The craft sank beneath the river’s surface taking Wilkinson to a watery grave. Rumors of the incident circulated throughout the Confederacy; Richmond’s Daily Dispatch carried a March 3 story, which stated, “Dr. C.G. Wilkinson, Lieutenant of the Emmet Rifles, lost his eye last Sunday, at Savannah, by the explosion of a submarine apparatus, inside of which he was at the time, under water.” Wilkinson lost more than an eye, and Beauregard’s hope for easing the ever-increasing effectiveness of the Federal blockade outside Charleston diminished; February 1864 proved unkind to the brave volunteers attacking beneath the waves for the Confederacy.

Rescue workers soon recovered Wilkinson’s body, and he received interment in Savannah’s Laurel Grove Cemetery.

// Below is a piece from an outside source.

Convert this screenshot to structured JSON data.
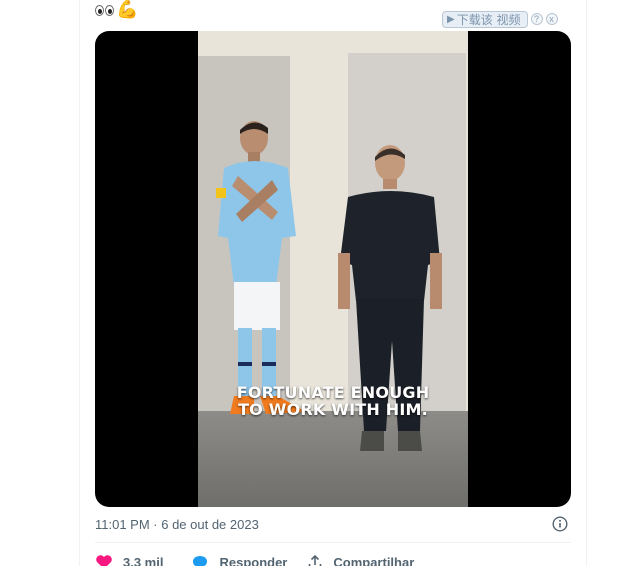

For the crew of the Hunley, they would rest at the bottom of the harbor until August 2000, when recovery efforts for the vessel finally brought her to the surface.



[1] Mark K. Ragan, Union and Confederate Submarine Warfare in the Civil War (Cambridge, Massachusetts: Da Capo Press, 2001), 43.

[2] Ibid.

shafferMichael K. Shaffer is the Assistant Director and Lecturer for Kennesaw State University’s Civil War Center , a Civil War historian, newspaper columnist, and author of ‘Washington County, Virginia in the Civil War.’ He is a member of the Society of Civil War Historians, Historians of the Civil War Western Theater, Georgia Association of Historians, and the Civil War Round Table of Atlanta. Michael also serves on the boards of the Civil War Round Table of Cobb County and the River Line Historic Area, Center Combined Logo-page-001and as a Civil War consultant for the Friends of Camp McDonald.